James Elston, sales director of the ICC and Vox says: “The beauty of having two dedicated conference venues means that we can offer tailored solutions to fit the clients’ needs. It’s not just about the space; it’s the whole experience, and the Vox opens up more possibilities than ever before.”
Innovative features include sky fold walls that change the room size from one large banqueting space to five separate rooms within a few minutes, and Amanda Morris, from Just Watch Events, recently worked with the team to hold the first event at the Vox. “It is a brand new venue with the capacities required for our event by plus an extensive AV package was an easy choice to make.
“We have worked with the NEC Group before – particularly at the ICC. Our experience of the quality of food and operations team left a lasting impression so we had no problems recommending this venue to the client.”
At another giant specialised venue, Excel London’s ICC has reported the busiest ever year for conferences, with events including the European Society of Cardiology and more ICCA rated events than ever before.
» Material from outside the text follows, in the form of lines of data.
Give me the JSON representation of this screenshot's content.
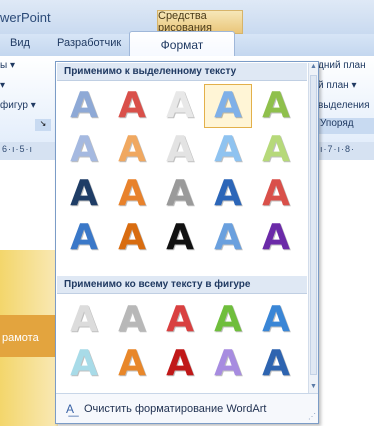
{
  "window": {
    "app_title": "werPoint",
    "context_tab_group": "Средства рисования"
  },
  "tabs": [
    {
      "label": "Вид"
    },
    {
      "label": "Разработчик"
    },
    {
      "label": "Формат",
      "active": true
    }
  ],
  "ribbon": {
    "left": [
      "ы ▾",
      "▾",
      "фигур ▾"
    ],
    "right": [
      "дний план",
      "й план ▾",
      "выделения"
    ],
    "group_caption": "Упоряд"
  },
  "ruler": {
    "left": "6·ı·5·ı",
    "right": "ı·7·ı·8·"
  },
  "slide": {
    "text": "рамота"
  },
  "gallery": {
    "section1": {
      "title": "Применимо к выделенному тексту",
      "glyph": "A",
      "colors": [
        [
          "#8ea9d6",
          "#d9504a",
          "#e8e8e8",
          "#7fb0e8",
          "#8fc04c"
        ],
        [
          "#a5b9e0",
          "#f0a860",
          "#e3e3e3",
          "#8fc3f0",
          "#b6d97a"
        ],
        [
          "#1f3d66",
          "#e8822c",
          "#9a9a9a",
          "#2c66b8",
          "#d9504a"
        ],
        [
          "#3a78c8",
          "#d86c10",
          "#111111",
          "#6aa0de",
          "#6b2aa8"
        ]
      ],
      "selected_index": 3
    },
    "section2": {
      "title": "Применимо ко всему тексту в фигуре",
      "glyph": "A",
      "colors": [
        [
          "#dcdcdc",
          "#b8b8b8",
          "#d94040",
          "#6fbe3c",
          "#3a86d6"
        ],
        [
          "#a8dbe8",
          "#e8872a",
          "#c01818",
          "#a78ce0",
          "#2e64b0"
        ]
      ]
    },
    "clear_label": "Очистить форматирование WordArt",
    "clear_icon": "clear-format-icon"
  }
}
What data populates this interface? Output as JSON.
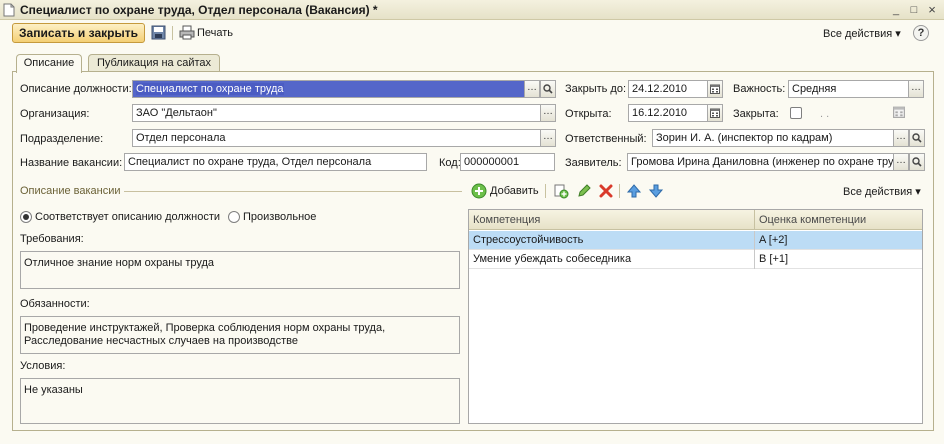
{
  "window": {
    "title": "Специалист по охране труда, Отдел персонала (Вакансия) *",
    "minimize": "_",
    "maximize": "□",
    "close": "×"
  },
  "toolbar": {
    "save_close_label": "Записать и закрыть",
    "print_label": "Печать",
    "all_actions_label": "Все действия",
    "help_label": "?"
  },
  "tabs": [
    {
      "label": "Описание",
      "active": true
    },
    {
      "label": "Публикация на сайтах",
      "active": false
    }
  ],
  "form": {
    "position_label": "Описание должности:",
    "position_value": "Специалист по охране труда",
    "organization_label": "Организация:",
    "organization_value": "ЗАО \"Дельтаон\"",
    "department_label": "Подразделение:",
    "department_value": "Отдел персонала",
    "vacancy_name_label": "Название вакансии:",
    "vacancy_name_value": "Специалист по охране труда, Отдел персонала",
    "code_label": "Код:",
    "code_value": "000000001",
    "close_until_label": "Закрыть до:",
    "close_until_value": "24.12.2010",
    "opened_label": "Открыта:",
    "opened_value": "16.12.2010",
    "importance_label": "Важность:",
    "importance_value": "Средняя",
    "closed_label": "Закрыта:",
    "closed_date_value": ". .",
    "responsible_label": "Ответственный:",
    "responsible_value": "Зорин И. А. (инспектор по кадрам)",
    "applicant_label": "Заявитель:",
    "applicant_value": "Громова Ирина Даниловна (инженер по охране тру"
  },
  "description": {
    "section_title": "Описание вакансии",
    "radio_matches": "Соответствует описанию должности",
    "radio_arbitrary": "Произвольное",
    "requirements_label": "Требования:",
    "requirements_value": "Отличное знание норм охраны труда",
    "duties_label": "Обязанности:",
    "duties_value": "Проведение инструктажей, Проверка соблюдения норм охраны труда,\nРасследование несчастных случаев на производстве",
    "conditions_label": "Условия:",
    "conditions_value": "Не указаны"
  },
  "competencies": {
    "add_label": "Добавить",
    "all_actions_label": "Все действия",
    "columns": [
      "Компетенция",
      "Оценка компетенции"
    ],
    "rows": [
      {
        "competency": "Стрессоустойчивость",
        "rating": "A [+2]",
        "selected": true
      },
      {
        "competency": "Умение убеждать собеседника",
        "rating": "B [+1]",
        "selected": false
      }
    ]
  },
  "colors": {
    "accent_button": "#f4cf75",
    "selected_field": "#5466c9",
    "selected_row": "#bcdcf5",
    "background": "#fbfaf2"
  }
}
Since opening, Excel’s own ICC has allowed the venue to double conference revenues and now contributes over £3bn to London’s economy, directly supporting 31,000 jobs.
Excel’s executive director James Rees confirms that 52% of new corporate contracts won over the last 12-months represent a switch from a traditional hotel environment to a flexible venue format, “such as our International Convention Centre”.
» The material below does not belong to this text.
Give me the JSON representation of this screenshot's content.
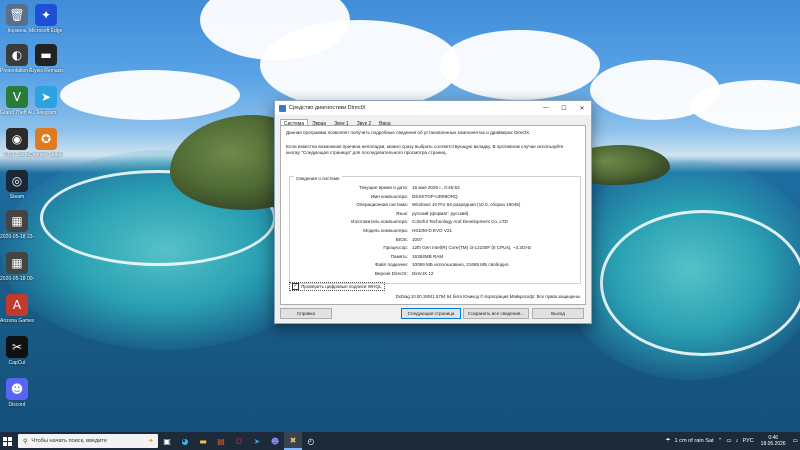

“Hotels by their nature are a ‘packaged offer’ while a convention centre presents a world of possibilities. In addition to our flexible space we are able to offer a flexibility of service that allows event organisers to create unique and bespoke event environments and a truly immersive brand experience for their delegates.”
Out at Wyboston Lakes on the Bedfordshire/Cambridgeshire border, MD Mark Jones is adamant there is an increased need for quality venues “that deliver a specific function”. He also says it is imperative they now demonstrate real value and ROI.
“Particularly with the increased involvement of procurement in the buying process and the continued pressure to drive down cost.”
“We don’t want to compromise on quality, so the latter can be challenging – we constantly need to demonstrate our value,” Jones adds.
Wyboston lakes operates two dedicated venues on one site and has adapted its operations to what Jones says is “the continued trend for short lead times”. The recession has clearly taught the need to provide flexibility and scalability to clients.
“I know we say it often but it is true our staff are skilled specialists, because they focus on one thing and that is delivering conferences, training and events; we don’t have the blurred lines that exists within hotels,” Jones says.
The Wybston MD claims refurbishment of the training facilities at the Training Centre has increased the market share for the business within the training arena; creating increased demand for management training facilities from organisations in key sectors such as education, retail services and public sector as well as weekend association events.
The Wyboston Lakes Executive Centre is also capitalising on a 200 mbps broadband service. Jones says this opens up new horizons for organisers looking to achieve new levels of effectiveness, impact and involvement. “It is a service that many hotel venues simply can’t offer or have to charge hefty supplements for.”
Wyboston’s family owners clearly believe their model is one worth investing in, with £5m being ploughed in over the past five years and the end of a further £1m hotel bedroom refurbishment on site.
The on site spa and golf course at Wyboston Lakes always helps detract from any stereotyped pre-conceptions by delegates expecting a dull, countryside retreat, with no options for down time.